(Stored data)
◆ ◆ ◆ ◆
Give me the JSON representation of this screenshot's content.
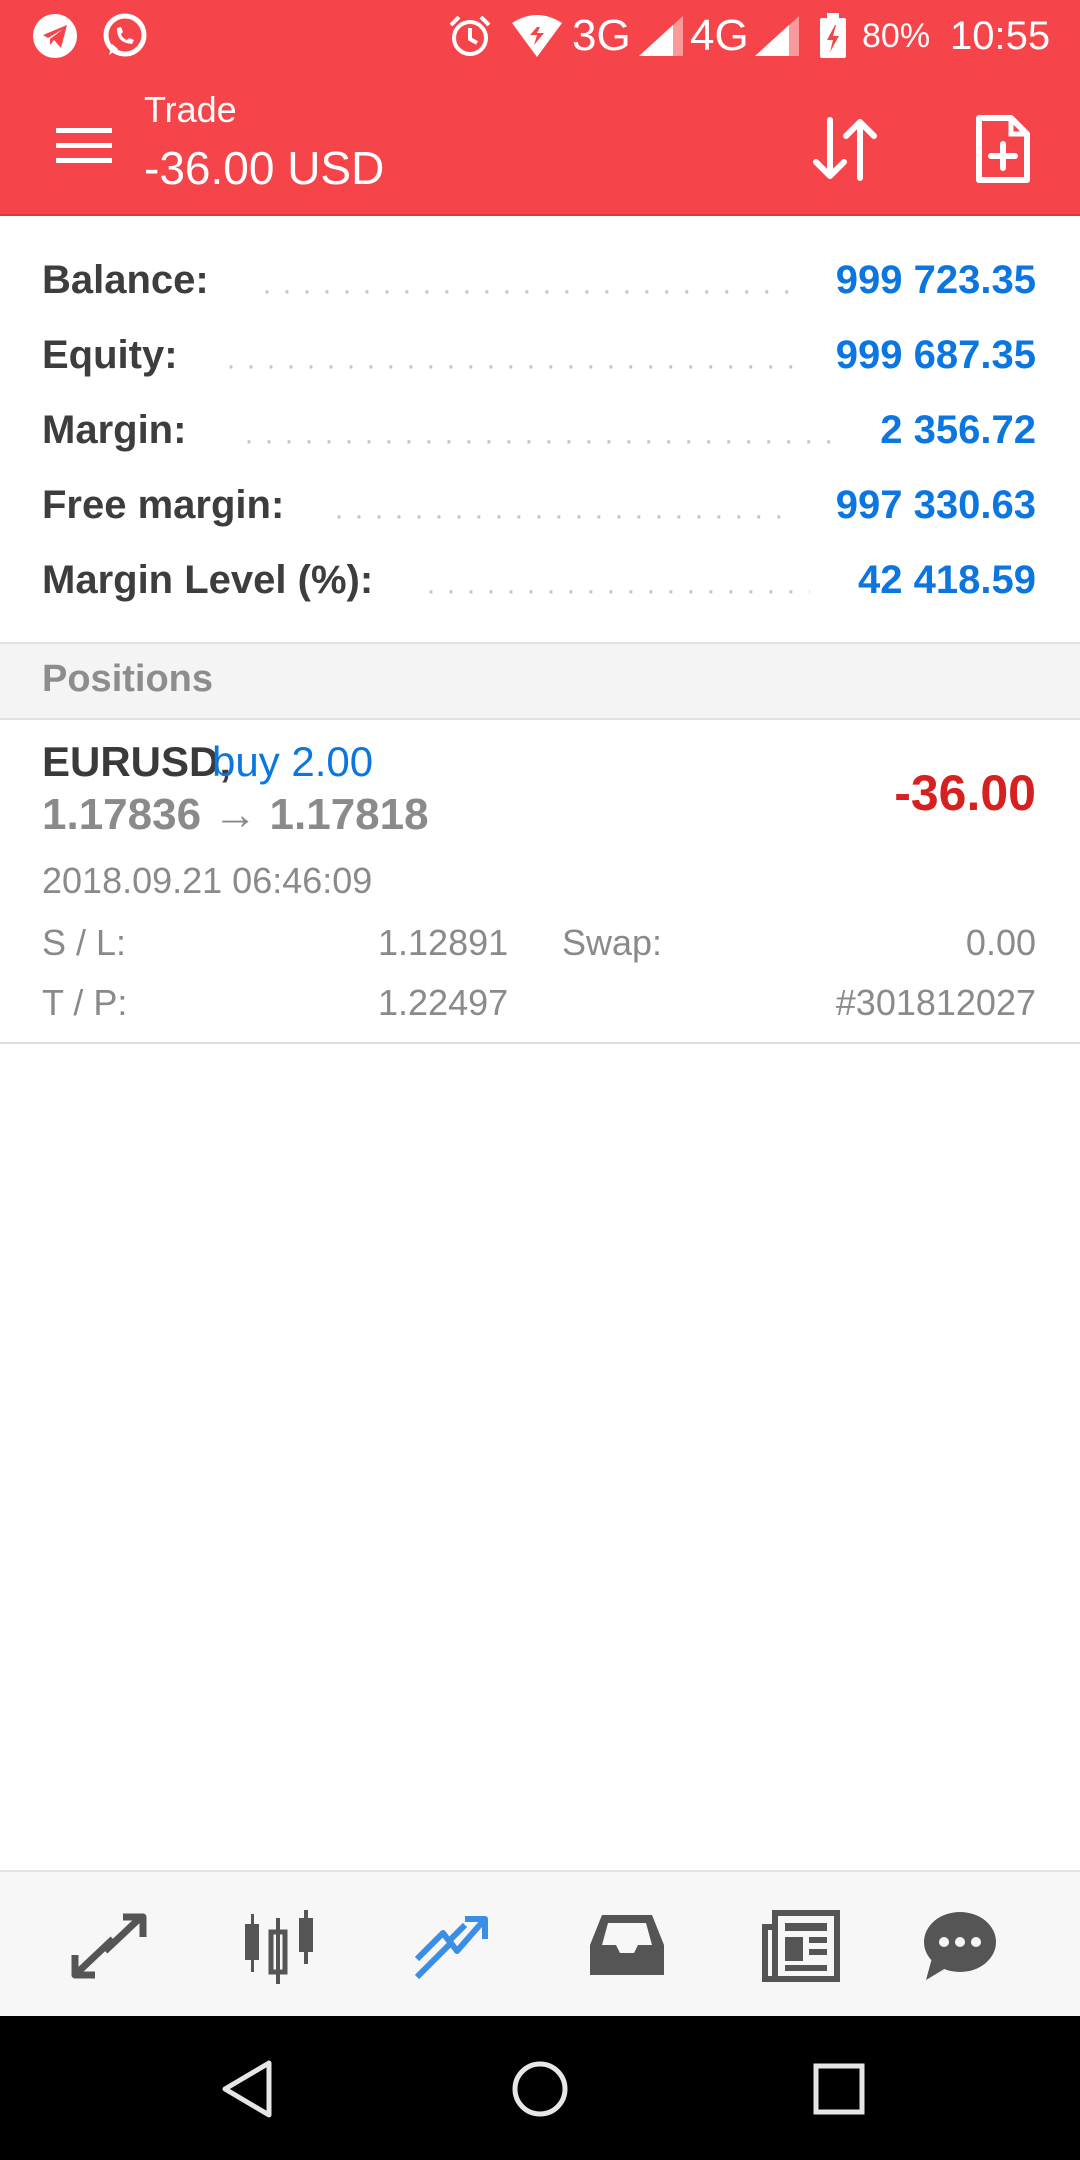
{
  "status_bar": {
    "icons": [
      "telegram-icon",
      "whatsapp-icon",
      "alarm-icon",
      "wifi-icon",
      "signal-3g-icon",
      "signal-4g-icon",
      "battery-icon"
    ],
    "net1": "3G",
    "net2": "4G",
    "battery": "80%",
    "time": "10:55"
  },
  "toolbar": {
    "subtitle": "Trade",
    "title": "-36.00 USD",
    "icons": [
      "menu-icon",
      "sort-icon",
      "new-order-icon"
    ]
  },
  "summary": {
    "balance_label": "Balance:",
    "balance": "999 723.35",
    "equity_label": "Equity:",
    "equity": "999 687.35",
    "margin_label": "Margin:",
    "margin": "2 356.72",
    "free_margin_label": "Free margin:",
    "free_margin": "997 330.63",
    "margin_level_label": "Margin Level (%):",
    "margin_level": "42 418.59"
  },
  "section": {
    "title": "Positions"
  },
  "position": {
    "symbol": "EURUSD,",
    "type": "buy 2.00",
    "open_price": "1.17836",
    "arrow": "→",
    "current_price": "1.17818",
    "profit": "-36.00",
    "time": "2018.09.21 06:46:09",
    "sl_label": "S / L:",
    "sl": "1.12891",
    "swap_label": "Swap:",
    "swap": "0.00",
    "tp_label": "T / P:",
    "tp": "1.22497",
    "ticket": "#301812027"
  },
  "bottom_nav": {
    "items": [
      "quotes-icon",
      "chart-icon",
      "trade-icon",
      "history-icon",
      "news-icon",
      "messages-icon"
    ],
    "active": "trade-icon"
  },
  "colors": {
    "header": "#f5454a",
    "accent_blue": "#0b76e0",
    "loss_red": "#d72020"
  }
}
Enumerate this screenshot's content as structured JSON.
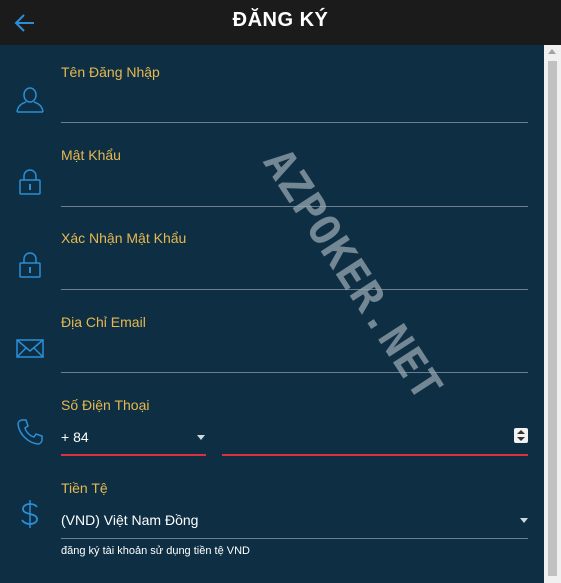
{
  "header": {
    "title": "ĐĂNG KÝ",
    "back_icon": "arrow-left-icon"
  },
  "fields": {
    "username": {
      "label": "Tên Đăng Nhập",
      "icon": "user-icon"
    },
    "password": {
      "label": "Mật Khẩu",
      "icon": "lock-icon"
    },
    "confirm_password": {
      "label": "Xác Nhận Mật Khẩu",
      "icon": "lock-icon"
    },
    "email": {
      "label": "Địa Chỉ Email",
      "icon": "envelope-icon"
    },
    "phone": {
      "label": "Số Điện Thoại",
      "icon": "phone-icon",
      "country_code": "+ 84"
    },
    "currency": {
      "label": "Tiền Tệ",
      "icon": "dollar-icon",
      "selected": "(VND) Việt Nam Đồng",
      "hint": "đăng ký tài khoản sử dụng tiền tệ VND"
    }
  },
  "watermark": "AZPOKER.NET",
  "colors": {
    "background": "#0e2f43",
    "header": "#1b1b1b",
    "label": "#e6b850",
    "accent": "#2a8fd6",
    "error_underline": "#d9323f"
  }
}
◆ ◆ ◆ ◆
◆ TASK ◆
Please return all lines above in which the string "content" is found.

◆ ANSWER FOR THIS EXERCISE ◆
Give me the JSON representation of this screenshot's content.
Enumerate this screenshot's content as structured JSON.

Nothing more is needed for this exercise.